• **Problem statement**: Lines in the listing below containing the string "matchup" are to be identified and copied.

• **Source information**:
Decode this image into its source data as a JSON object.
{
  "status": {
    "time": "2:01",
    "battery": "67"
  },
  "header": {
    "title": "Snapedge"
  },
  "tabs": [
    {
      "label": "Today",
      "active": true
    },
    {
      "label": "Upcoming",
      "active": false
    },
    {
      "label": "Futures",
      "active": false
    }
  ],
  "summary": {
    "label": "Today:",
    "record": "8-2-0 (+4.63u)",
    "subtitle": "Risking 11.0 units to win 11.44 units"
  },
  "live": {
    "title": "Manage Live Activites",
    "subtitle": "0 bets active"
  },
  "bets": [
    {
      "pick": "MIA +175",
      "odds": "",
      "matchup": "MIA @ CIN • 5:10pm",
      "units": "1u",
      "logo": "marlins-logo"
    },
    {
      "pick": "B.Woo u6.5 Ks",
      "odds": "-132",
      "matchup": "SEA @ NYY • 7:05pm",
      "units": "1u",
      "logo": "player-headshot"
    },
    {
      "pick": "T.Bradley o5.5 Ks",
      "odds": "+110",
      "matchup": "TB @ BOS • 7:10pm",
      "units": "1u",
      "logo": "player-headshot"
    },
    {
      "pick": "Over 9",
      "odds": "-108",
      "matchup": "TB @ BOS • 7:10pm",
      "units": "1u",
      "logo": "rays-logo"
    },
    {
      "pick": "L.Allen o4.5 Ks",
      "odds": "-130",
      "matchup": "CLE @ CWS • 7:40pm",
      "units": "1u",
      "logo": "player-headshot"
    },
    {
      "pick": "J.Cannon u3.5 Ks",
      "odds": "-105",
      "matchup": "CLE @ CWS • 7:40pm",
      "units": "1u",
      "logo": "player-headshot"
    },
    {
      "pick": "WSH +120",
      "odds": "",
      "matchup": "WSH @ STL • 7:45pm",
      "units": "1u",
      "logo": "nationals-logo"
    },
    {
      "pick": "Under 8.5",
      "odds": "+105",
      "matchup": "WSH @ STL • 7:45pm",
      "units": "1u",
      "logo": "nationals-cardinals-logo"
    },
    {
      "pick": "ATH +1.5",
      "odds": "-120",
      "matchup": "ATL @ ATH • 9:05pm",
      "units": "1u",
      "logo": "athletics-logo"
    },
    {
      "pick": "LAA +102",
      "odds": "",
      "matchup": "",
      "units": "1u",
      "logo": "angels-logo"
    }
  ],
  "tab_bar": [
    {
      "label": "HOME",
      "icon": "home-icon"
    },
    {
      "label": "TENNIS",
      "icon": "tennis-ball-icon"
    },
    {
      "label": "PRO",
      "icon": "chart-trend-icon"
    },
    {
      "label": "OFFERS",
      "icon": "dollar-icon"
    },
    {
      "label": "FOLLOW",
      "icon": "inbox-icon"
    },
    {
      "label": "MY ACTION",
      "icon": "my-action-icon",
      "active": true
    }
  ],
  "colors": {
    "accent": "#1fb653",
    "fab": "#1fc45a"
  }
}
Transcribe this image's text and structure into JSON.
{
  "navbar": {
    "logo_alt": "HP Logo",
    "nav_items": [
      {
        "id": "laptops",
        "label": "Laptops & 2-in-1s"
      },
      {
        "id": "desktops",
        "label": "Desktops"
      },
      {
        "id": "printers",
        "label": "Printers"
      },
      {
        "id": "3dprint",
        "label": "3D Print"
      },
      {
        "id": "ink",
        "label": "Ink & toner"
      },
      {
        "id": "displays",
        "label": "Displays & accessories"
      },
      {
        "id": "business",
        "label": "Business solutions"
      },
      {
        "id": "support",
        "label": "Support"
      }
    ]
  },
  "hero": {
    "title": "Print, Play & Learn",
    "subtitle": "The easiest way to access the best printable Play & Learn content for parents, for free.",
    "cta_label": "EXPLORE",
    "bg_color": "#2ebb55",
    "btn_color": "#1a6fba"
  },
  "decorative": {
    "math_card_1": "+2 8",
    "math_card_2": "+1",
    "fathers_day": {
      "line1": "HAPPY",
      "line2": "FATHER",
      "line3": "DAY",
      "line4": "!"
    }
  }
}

• **Finished task**:
      "matchup": "MIA @ CIN • 5:10pm",
      "matchup": "SEA @ NYY • 7:05pm",
      "matchup": "TB @ BOS • 7:10pm",
      "matchup": "TB @ BOS • 7:10pm",
      "matchup": "CLE @ CWS • 7:40pm",
      "matchup": "CLE @ CWS • 7:40pm",
      "matchup": "WSH @ STL • 7:45pm",
      "matchup": "WSH @ STL • 7:45pm",
      "matchup": "ATL @ ATH • 9:05pm",
      "matchup": "",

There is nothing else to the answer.